Paul Millsap is a very solid forward, but it's not likely any team could compete for a title with him as the second best player on the roster. Utah's current core has proved to be fringe playoff material at best. They might think about letting their biggest-money guys go and choose to start afresh.
And in terms of big guys, the turnaround could be pretty quick. At 21, Millsap's backup, Derrick Favors, is six years younger and was almost as effective when he was on the floor. Here are some key stats for both per 36 minutes:
Those numbers could be slightly deceiving, as Favors played a lot of his minutes against fellow backups, but I don't think many would argue against his having a bright future. Given more time to grow in real-game situations, he could become pretty special, pretty fast.
Letting go of a good player like Millsap might be tough, but also necessary in order to see if Favors is a great one.
Having said that, I don't anticipate the Jazz letting both of their starting big men walk. And according to Comcast SportsNet Northwest's Chris Haynes, the Jazz have already met with Millsap.
If they re-sign him, a frontcourt of Millsap and Favors could be a good balance of offense and defense.
According to a report from ESPN's Marc Stein, Jefferson has already agreed to a deal with the Charlotte Bobcats.
Jefferson is really good (especially on offense), but he wasn't going to carry the Jazz to title contention, and retaining him would have almost certainly cost around or over $10 million a year. His deal with the Bobcats was for $41 million over three seasons.
It's time for Utah to see if a new frontcourt combination (Enes Kanter and Derrick Favors or Paul Millsap and Derrick Favors) can work as part of the starting lineup.
Like Favors, Kanter was very solid in limited minutes. He averaged 16.9 points and 10.2 rebounds per 36 minutes and shot 54 percent from the field.
It looked like the Jazz were always going to make a decision between Jefferson or Millsap, and now the decision has essentially been made for them.
The Jazz don't have a single point guard under contract heading into the 2013-14 season, and it was a position of need this past year.
It has been ever since Deron Williams was traded.
Calderon isn't the scorer Williams was in Utah (though he is a better shooter, boasting better percentages from the field, three-point range and the free-throw line). He's also not the playmaker Williams was for the Jazz, but he's averaged over seven assists in less than 30 minutes a game for his career.

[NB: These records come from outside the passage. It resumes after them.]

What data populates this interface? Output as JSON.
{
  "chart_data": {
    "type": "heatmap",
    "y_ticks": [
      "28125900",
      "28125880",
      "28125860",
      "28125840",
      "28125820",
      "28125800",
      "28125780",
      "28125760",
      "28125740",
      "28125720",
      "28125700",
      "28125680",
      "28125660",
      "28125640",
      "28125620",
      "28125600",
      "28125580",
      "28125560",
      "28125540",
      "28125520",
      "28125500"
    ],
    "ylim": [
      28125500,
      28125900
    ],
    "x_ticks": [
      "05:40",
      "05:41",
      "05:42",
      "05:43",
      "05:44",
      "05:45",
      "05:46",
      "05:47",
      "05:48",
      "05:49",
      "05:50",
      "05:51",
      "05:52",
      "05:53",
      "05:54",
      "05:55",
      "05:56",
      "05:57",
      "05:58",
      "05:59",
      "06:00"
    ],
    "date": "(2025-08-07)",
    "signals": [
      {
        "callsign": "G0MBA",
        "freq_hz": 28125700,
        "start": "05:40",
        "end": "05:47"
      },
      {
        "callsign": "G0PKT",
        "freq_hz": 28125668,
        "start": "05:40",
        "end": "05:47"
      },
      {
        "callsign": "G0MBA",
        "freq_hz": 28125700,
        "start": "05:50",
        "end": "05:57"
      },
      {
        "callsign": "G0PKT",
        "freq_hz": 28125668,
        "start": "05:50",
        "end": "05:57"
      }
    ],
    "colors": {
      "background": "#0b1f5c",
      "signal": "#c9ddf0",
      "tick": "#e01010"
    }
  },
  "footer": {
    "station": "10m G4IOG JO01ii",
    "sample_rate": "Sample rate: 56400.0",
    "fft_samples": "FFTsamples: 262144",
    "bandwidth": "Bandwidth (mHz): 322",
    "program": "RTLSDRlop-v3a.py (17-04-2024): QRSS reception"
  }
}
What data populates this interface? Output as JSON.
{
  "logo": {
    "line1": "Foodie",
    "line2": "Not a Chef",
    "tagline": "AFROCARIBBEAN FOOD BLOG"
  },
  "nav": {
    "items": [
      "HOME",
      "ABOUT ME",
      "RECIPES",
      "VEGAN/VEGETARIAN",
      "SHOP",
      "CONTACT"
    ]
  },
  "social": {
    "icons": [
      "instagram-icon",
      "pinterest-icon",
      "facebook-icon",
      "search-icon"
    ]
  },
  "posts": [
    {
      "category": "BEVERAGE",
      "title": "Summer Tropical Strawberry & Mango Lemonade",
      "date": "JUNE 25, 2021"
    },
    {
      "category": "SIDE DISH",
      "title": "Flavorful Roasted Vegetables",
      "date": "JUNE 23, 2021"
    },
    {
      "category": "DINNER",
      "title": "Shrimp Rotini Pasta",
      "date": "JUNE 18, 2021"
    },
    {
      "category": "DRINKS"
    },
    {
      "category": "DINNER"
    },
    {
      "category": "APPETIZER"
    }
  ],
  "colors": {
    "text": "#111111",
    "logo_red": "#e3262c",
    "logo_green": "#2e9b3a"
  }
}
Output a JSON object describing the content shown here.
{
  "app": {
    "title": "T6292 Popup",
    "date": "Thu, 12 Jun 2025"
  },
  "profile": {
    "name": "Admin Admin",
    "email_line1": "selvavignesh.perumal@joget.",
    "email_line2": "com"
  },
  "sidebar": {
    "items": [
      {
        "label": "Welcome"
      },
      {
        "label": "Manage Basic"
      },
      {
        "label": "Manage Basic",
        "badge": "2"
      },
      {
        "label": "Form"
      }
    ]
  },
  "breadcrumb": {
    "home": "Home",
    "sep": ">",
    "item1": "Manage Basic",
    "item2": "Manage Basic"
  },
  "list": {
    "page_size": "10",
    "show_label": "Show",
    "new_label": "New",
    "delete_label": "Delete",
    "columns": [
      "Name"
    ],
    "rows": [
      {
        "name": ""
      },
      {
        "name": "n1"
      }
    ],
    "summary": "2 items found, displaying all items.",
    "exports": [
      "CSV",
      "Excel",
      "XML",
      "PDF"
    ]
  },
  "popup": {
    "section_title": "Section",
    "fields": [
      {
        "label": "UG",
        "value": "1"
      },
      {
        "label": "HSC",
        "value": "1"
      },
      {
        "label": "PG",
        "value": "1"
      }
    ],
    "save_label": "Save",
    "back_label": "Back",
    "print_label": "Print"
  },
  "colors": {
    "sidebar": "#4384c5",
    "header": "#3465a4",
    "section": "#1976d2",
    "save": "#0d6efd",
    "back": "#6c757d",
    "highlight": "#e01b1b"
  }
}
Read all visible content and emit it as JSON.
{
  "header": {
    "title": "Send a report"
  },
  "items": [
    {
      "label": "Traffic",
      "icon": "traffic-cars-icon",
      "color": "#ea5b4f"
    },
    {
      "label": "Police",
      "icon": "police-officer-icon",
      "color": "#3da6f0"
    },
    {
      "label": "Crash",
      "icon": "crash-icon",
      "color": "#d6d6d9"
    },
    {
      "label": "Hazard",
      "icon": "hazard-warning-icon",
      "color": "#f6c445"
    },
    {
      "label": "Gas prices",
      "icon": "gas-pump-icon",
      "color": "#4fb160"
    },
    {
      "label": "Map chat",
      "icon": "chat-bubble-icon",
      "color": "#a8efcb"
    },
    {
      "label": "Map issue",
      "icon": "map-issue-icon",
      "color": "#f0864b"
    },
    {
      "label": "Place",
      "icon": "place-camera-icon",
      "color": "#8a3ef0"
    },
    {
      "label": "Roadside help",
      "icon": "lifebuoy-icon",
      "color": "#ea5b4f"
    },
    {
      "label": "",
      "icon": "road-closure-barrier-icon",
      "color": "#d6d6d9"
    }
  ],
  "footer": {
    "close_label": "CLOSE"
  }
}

The long-term solution at point guard is Trey Burke, but Calderon would be an excellent backup. The 32-year-old veteran is a pass-first, turnover-avoiding guard who could mentor Burke and help him become a similarly intelligent floor general.
And in offense-heavy lineups, Calderon could even spend some time on the floor with Burke.
He would be a great addition for the Jazz, as he could essentially fill the same role as Randy Foye, only more effectively.
Last season, Mayo averaged more points, rebounds and assists than Foye, shot five percent better from the field and matched his three-point percentage at 41.
Utah could be a great place for Mayo to finally approach the hype that once surrounded him (I think it's safe to assume he'll never live up to the Michael Jordan or Kobe Bryant comparisons of which he was once the subject).
There would not be a ton of pressure on a young, rebuilding team, and Mayo could very well be the first scoring option in a lineup with Burke, Hayward, Favors and Kanter.
The Jazz are certain to look like a different team next year with a top-10 pick coming in and three starters heading to free agency.
Utah can hand the reins to a young core of Trey Burke, Gordon Hayward and Derrick Favors and let them go through a few growing pains this season. Or they can bring back four or five of these guys and make a push for a No. 8 seed in next year's playoffs.
Opting for the young core and giving them the opportunity to gel over the next few years may make them worse in the short term, but it's the best way for them to possibly become legitimate contenders in the long term.